  41. 41.
    Panaitescu DM, Casarica A, Stanescu PO, Iorga MD, Purcar V, Florea D, Radovici C, Frone AN. Comparative analysis of bacterial and microcrystalline celluloses as reinforcements for poly(3-hydroxybutyrate-co-3-hydroxyvalerate). Mater Plast. 2013;50:236–40.Google Scholar
  42. 42.
    Khakalo A, Filpponen I, Rojas OJ. Protein-mediated interfacial adhesion in composites of cellulose nanofibrils and polylactide: enhanced toughness towards material development. Compos Sci Technol. 2018;160:145–51.CrossRefGoogle Scholar
  43. 43.
    Hassaini L, Kaci M, Touati N, Pillin I, Kervoelen A, Bruzaud S. Valorization of olive husk flour as a filler for biocomposites based on poly(3-hydroxybutyrate-co-3-hydroxyvalerate): effects of silane treatment. Polym Test. 2017;59:430–40.CrossRefGoogle Scholar
  44. 44.
    Negawoa TA, Polata Y, Buyuknalcacia FN, Kilica A, Sabae N, Jawaide M, Tolera A. Mechanical, morphological, structural and dynamic mechanical properties of alkali treated Ensete stem fibers reinforced unsaturated polyester. Compos Struct. 2019;207:589–97.CrossRefGoogle Scholar

Copyright information

© Akadémiai Kiadó, Budapest, Hungary 2019

Authors and Affiliations

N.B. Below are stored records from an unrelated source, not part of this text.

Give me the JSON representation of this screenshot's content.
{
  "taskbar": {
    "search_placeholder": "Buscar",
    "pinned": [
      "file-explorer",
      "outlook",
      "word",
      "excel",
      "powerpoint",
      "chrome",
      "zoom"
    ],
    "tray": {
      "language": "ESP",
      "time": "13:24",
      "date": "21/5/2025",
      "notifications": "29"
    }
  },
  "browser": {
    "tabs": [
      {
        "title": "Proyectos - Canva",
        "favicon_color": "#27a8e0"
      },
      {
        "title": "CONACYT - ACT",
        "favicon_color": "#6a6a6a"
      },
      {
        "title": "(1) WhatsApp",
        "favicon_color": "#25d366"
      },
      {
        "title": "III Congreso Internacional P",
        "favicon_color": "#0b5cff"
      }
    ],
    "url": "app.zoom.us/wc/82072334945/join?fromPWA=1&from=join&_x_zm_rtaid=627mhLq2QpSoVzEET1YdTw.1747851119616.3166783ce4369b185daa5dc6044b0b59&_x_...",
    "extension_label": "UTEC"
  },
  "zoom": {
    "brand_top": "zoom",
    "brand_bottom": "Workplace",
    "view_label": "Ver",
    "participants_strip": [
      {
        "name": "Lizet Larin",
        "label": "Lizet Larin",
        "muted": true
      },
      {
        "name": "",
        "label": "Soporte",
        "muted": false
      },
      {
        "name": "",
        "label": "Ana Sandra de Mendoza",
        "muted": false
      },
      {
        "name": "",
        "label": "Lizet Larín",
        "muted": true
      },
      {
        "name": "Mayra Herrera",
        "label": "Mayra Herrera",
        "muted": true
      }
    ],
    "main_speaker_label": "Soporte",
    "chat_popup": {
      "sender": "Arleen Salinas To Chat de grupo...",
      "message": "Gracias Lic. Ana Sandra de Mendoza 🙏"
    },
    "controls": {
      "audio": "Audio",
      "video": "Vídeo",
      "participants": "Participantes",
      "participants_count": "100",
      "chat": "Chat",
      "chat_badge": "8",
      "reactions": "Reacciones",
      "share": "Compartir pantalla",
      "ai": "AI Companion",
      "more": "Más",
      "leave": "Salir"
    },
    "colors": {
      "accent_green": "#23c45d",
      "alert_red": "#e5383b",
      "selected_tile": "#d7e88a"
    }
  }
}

  • Adriana Nicoleta Frone
    • 1
    Email author
  • Denis Mihaela Panaitescu
    • 1
  • Ioana Chiulan
    • 1
  • Augusta Raluca Gabor
    • 1
  • Cristian Andi Nicolae
    • 1
  • Madalina Oprea
    • 1
  • Marius Ghiurea
    • 1
  • Dan Gavrilescu
    • 2
  • Adrian Catalin Puitel
    • 2
  1. 1.Polymer DepartmentNational Institute for Research and Development in Chemistry and Petrochemistry ICECHIMBucharestRomania
  2. 2.Natural and Synthetic Polymers/Pulp and Paper Technology Group, Faculty of Chemical Engineering and Environmental Protection“Gheorghe Asachi” Technical University of IasiIasiRomania

Personalised recommendations